- [Website and app data records]:
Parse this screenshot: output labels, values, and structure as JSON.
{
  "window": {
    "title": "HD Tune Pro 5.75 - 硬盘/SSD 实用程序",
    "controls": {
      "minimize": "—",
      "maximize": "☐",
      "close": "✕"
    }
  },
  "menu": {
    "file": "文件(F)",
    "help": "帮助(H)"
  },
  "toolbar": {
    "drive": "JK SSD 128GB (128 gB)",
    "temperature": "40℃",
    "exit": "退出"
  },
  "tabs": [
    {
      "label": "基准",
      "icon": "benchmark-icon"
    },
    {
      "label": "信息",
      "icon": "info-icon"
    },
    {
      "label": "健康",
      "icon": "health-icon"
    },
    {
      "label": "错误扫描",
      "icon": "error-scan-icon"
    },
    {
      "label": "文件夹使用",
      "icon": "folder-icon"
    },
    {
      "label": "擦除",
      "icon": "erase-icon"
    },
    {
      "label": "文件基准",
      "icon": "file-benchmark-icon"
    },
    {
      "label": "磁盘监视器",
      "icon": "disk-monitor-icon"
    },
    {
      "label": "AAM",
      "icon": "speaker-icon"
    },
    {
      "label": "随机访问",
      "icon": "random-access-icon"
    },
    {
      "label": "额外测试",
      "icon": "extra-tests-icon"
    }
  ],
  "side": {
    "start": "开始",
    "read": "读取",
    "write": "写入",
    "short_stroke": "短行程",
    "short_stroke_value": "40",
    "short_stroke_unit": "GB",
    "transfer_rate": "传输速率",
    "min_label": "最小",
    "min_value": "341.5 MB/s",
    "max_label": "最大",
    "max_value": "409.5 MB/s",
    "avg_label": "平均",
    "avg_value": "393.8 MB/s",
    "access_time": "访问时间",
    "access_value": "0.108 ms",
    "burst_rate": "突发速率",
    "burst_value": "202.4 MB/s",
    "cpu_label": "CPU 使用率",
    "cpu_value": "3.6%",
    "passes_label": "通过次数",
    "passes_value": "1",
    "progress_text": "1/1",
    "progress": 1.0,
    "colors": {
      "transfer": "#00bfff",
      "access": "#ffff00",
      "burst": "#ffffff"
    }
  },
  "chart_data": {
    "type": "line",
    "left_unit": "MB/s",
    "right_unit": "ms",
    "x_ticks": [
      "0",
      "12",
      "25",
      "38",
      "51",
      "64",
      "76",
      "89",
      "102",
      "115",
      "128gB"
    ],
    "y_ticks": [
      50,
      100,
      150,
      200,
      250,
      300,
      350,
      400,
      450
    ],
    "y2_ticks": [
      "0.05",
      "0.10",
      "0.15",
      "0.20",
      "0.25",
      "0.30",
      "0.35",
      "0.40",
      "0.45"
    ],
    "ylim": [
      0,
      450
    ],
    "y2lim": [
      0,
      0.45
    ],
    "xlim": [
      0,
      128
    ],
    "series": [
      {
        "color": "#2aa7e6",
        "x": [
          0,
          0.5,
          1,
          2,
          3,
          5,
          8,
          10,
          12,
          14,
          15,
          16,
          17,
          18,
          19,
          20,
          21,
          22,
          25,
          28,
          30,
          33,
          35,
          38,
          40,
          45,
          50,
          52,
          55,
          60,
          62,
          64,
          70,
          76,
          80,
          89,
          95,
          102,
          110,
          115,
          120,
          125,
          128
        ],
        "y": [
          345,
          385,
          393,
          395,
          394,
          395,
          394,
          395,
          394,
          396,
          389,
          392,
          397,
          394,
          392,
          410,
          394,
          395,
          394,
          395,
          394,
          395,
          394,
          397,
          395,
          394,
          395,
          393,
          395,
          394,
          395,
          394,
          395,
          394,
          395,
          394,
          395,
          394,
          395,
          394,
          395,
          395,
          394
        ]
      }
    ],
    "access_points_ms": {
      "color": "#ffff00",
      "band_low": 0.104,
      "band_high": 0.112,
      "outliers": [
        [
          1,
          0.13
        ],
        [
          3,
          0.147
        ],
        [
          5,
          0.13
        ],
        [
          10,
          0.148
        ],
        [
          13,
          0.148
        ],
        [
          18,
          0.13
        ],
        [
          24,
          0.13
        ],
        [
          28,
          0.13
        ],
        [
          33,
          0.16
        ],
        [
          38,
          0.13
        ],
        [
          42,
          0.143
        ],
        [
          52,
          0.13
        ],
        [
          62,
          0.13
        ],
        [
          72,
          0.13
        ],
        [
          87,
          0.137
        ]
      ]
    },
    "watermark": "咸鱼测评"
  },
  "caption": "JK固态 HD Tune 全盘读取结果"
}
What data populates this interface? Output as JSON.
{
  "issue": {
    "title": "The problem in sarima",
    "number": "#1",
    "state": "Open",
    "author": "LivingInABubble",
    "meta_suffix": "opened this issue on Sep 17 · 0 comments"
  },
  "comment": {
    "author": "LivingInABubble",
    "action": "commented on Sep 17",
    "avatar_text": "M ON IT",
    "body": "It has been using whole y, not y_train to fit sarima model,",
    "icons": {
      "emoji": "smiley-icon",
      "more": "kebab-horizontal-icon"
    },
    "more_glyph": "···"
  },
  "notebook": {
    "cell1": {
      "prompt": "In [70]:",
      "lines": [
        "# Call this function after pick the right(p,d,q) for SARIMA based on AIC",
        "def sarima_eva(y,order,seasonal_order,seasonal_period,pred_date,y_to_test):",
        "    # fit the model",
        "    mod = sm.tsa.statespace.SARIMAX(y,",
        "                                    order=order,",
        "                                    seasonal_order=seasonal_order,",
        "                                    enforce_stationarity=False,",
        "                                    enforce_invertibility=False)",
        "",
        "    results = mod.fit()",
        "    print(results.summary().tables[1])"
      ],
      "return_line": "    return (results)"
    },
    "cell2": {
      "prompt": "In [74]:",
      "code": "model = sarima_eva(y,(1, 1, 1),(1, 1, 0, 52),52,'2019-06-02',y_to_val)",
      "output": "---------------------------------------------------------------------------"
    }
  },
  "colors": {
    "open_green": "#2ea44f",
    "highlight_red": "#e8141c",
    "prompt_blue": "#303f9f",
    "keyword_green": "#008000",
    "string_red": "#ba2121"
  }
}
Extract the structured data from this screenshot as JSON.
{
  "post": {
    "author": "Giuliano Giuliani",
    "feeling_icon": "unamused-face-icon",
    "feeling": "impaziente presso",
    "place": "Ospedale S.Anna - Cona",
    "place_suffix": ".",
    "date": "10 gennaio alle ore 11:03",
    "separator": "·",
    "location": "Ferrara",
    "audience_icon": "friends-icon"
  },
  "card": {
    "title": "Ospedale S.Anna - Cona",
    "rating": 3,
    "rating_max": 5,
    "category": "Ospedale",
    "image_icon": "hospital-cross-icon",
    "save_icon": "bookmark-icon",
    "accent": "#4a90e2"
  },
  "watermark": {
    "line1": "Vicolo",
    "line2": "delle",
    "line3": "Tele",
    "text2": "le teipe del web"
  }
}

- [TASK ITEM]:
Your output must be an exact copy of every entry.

- [SOLUTION TO THIS EXERCISE]:
Parse this screenshot: output labels, values, and structure as JSON.
{
  "window": {
    "title": "HD Tune Pro 5.75 - 硬盘/SSD 实用程序",
    "controls": {
      "minimize": "—",
      "maximize": "☐",
      "close": "✕"
    }
  },
  "menu": {
    "file": "文件(F)",
    "help": "帮助(H)"
  },
  "toolbar": {
    "drive": "JK SSD 128GB (128 gB)",
    "temperature": "40℃",
    "exit": "退出"
  },
  "tabs": [
    {
      "label": "基准",
      "icon": "benchmark-icon"
    },
    {
      "label": "信息",
      "icon": "info-icon"
    },
    {
      "label": "健康",
      "icon": "health-icon"
    },
    {
      "label": "错误扫描",
      "icon": "error-scan-icon"
    },
    {
      "label": "文件夹使用",
      "icon": "folder-icon"
    },
    {
      "label": "擦除",
      "icon": "erase-icon"
    },
    {
      "label": "文件基准",
      "icon": "file-benchmark-icon"
    },
    {
      "label": "磁盘监视器",
      "icon": "disk-monitor-icon"
    },
    {
      "label": "AAM",
      "icon": "speaker-icon"
    },
    {
      "label": "随机访问",
      "icon": "random-access-icon"
    },
    {
      "label": "额外测试",
      "icon": "extra-tests-icon"
    }
  ],
  "side": {
    "start": "开始",
    "read": "读取",
    "write": "写入",
    "short_stroke": "短行程",
    "short_stroke_value": "40",
    "short_stroke_unit": "GB",
    "transfer_rate": "传输速率",
    "min_label": "最小",
    "min_value": "341.5 MB/s",
    "max_label": "最大",
    "max_value": "409.5 MB/s",
    "avg_label": "平均",
    "avg_value": "393.8 MB/s",
    "access_time": "访问时间",
    "access_value": "0.108 ms",
    "burst_rate": "突发速率",
    "burst_value": "202.4 MB/s",
    "cpu_label": "CPU 使用率",
    "cpu_value": "3.6%",
    "passes_label": "通过次数",
    "passes_value": "1",
    "progress_text": "1/1",
    "progress": 1.0,
    "colors": {
      "transfer": "#00bfff",
      "access": "#ffff00",
      "burst": "#ffffff"
    }
  },
  "chart_data": {
    "type": "line",
    "left_unit": "MB/s",
    "right_unit": "ms",
    "x_ticks": [
      "0",
      "12",
      "25",
      "38",
      "51",
      "64",
      "76",
      "89",
      "102",
      "115",
      "128gB"
    ],
    "y_ticks": [
      50,
      100,
      150,
      200,
      250,
      300,
      350,
      400,
      450
    ],
    "y2_ticks": [
      "0.05",
      "0.10",
      "0.15",
      "0.20",
      "0.25",
      "0.30",
      "0.35",
      "0.40",
      "0.45"
    ],
    "ylim": [
      0,
      450
    ],
    "y2lim": [
      0,
      0.45
    ],
    "xlim": [
      0,
      128
    ],
    "series": [
      {
        "color": "#2aa7e6",
        "x": [
          0,
          0.5,
          1,
          2,
          3,
          5,
          8,
          10,
          12,
          14,
          15,
          16,
          17,
          18,
          19,
          20,
          21,
          22,
          25,
          28,
          30,
          33,
          35,
          38,
          40,
          45,
          50,
          52,
          55,
          60,
          62,
          64,
          70,
          76,
          80,
          89,
          95,
          102,
          110,
          115,
          120,
          125,
          128
        ],
        "y": [
          345,
          385,
          393,
          395,
          394,
          395,
          394,
          395,
          394,
          396,
          389,
          392,
          397,
          394,
          392,
          410,
          394,
          395,
          394,
          395,
          394,
          395,
          394,
          397,
          395,
          394,
          395,
          393,
          395,
          394,
          395,
          394,
          395,
          394,
          395,
          394,
          395,
          394,
          395,
          394,
          395,
          395,
          394
        ]
      }
    ],
    "access_points_ms": {
      "color": "#ffff00",
      "band_low": 0.104,
      "band_high": 0.112,
      "outliers": [
        [
          1,
          0.13
        ],
        [
          3,
          0.147
        ],
        [
          5,
          0.13
        ],
        [
          10,
          0.148
        ],
        [
          13,
          0.148
        ],
        [
          18,
          0.13
        ],
        [
          24,
          0.13
        ],
        [
          28,
          0.13
        ],
        [
          33,
          0.16
        ],
        [
          38,
          0.13
        ],
        [
          42,
          0.143
        ],
        [
          52,
          0.13
        ],
        [
          62,
          0.13
        ],
        [
          72,
          0.13
        ],
        [
          87,
          0.137
        ]
      ]
    },
    "watermark": "咸鱼测评"
  },
  "caption": "JK固态 HD Tune 全盘读取结果"
}
What data populates this interface? Output as JSON.
{
  "issue": {
    "title": "The problem in sarima",
    "number": "#1",
    "state": "Open",
    "author": "LivingInABubble",
    "meta_suffix": "opened this issue on Sep 17 · 0 comments"
  },
  "comment": {
    "author": "LivingInABubble",
    "action": "commented on Sep 17",
    "avatar_text": "M ON IT",
    "body": "It has been using whole y, not y_train to fit sarima model,",
    "icons": {
      "emoji": "smiley-icon",
      "more": "kebab-horizontal-icon"
    },
    "more_glyph": "···"
  },
  "notebook": {
    "cell1": {
      "prompt": "In [70]:",
      "lines": [
        "# Call this function after pick the right(p,d,q) for SARIMA based on AIC",
        "def sarima_eva(y,order,seasonal_order,seasonal_period,pred_date,y_to_test):",
        "    # fit the model",
        "    mod = sm.tsa.statespace.SARIMAX(y,",
        "                                    order=order,",
        "                                    seasonal_order=seasonal_order,",
        "                                    enforce_stationarity=False,",
        "                                    enforce_invertibility=False)",
        "",
        "    results = mod.fit()",
        "    print(results.summary().tables[1])"
      ],
      "return_line": "    return (results)"
    },
    "cell2": {
      "prompt": "In [74]:",
      "code": "model = sarima_eva(y,(1, 1, 1),(1, 1, 0, 52),52,'2019-06-02',y_to_val)",
      "output": "---------------------------------------------------------------------------"
    }
  },
  "colors": {
    "open_green": "#2ea44f",
    "highlight_red": "#e8141c",
    "prompt_blue": "#303f9f",
    "keyword_green": "#008000",
    "string_red": "#ba2121"
  }
}
Extract the structured data from this screenshot as JSON.
{
  "post": {
    "author": "Giuliano Giuliani",
    "feeling_icon": "unamused-face-icon",
    "feeling": "impaziente presso",
    "place": "Ospedale S.Anna - Cona",
    "place_suffix": ".",
    "date": "10 gennaio alle ore 11:03",
    "separator": "·",
    "location": "Ferrara",
    "audience_icon": "friends-icon"
  },
  "card": {
    "title": "Ospedale S.Anna - Cona",
    "rating": 3,
    "rating_max": 5,
    "category": "Ospedale",
    "image_icon": "hospital-cross-icon",
    "save_icon": "bookmark-icon",
    "accent": "#4a90e2"
  },
  "watermark": {
    "line1": "Vicolo",
    "line2": "delle",
    "line3": "Tele",
    "text2": "le teipe del web"
  }
}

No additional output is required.